So how is it that these biotech firms are profiting from our bodies while we get no compensation? The answer is fairly simple. The National Organ Transplant Act (NOTA) of 1984 made it illegal for individuals to sell their body parts. This law might be comforting for ethical reasons. After all, we don’t like the idea of people hawking their organs like used cars. But, as with any law, we should be aware of its unintended consequences, one of which is the apparent windfall for ambitious biotech firms.

Those who support NOTA will argue two things. First, they’ll suggest that a donor-based system is the best way to meet the serious life and death health concerns of those who need organ transplants. This argument seems fairly naive when you look at the services these biotech companies, whose customers often rely on human tissue for ever-important procedures such as lip implants. The second tack NOTA proponents will take is the classic slippery-slope argument: creating a property right in one’s body parts will result in greed, exploitation, and unsafe practices. A look around the biotech field makes it pretty obvious that avarice is already afoot– it’s now just a question of who can share in the profits. And, as for the safety argument, we (and all those participating in overseas black markets) would all be a lot better off if we create an open, regulated market for human tissue.

Kerry Howley, writing for the LA Times puts it nicely:

“Saner rules would treat the human body as the increasingly valuable property it is, allowing potential donors to will the value of their bodies as they do the rest of their assets. At the very least, donors should know they’re giving to a system that will sell their parts, not a charity that funnels them to those in need.”

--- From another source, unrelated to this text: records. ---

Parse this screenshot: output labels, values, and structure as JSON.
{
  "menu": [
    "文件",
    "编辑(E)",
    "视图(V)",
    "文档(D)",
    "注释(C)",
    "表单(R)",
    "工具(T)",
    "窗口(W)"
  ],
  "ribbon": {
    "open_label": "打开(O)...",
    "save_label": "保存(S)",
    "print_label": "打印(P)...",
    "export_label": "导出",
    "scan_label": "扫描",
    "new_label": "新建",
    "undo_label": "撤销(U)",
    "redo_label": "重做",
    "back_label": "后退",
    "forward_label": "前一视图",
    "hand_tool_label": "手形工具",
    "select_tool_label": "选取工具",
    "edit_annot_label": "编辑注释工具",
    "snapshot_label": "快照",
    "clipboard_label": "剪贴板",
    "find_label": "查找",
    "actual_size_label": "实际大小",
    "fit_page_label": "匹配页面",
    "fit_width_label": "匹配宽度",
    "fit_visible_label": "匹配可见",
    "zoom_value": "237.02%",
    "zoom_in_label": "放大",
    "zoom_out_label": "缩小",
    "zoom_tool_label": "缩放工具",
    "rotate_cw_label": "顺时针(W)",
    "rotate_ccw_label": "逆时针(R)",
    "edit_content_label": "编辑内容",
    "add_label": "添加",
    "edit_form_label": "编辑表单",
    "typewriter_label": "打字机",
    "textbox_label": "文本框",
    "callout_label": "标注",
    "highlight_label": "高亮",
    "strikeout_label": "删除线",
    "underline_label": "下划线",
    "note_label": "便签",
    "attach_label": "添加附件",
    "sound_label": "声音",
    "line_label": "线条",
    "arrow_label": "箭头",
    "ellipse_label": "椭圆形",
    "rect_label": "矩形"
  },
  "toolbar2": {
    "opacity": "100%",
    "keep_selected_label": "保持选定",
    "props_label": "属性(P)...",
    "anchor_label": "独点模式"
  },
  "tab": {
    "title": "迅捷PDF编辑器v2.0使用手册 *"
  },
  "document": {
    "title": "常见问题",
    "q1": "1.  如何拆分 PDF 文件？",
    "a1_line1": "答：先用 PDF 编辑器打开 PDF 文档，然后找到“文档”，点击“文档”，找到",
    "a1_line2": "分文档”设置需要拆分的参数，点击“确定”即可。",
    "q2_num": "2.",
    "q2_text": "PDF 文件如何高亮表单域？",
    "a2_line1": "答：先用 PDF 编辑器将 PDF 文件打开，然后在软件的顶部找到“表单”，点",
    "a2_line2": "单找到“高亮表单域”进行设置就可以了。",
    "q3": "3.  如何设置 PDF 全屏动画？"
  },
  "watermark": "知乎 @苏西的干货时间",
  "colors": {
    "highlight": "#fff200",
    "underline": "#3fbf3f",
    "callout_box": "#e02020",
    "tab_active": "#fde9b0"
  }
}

This misnomer– the idea that this is an area of charity, not of big business– is what keeps our system of mandatory donations alive. We think it crass to sell our body parts, especially to nonprofits who are trying to save lives. But when the veil is lifted, and we start to see the growing cadre of biotechs getting rich off our bodies, we shouldn’t hesitate to ask: where’s our cut?

I will admit that I’ve only skimmed the surface of this issue. I haven’t discussed the ethics, or for that matter the economics, of creating property rights in human tissue. Am I way off base in arguing what I’ve argued? Are there serious risks I’m overlooking?

Daniel Corbett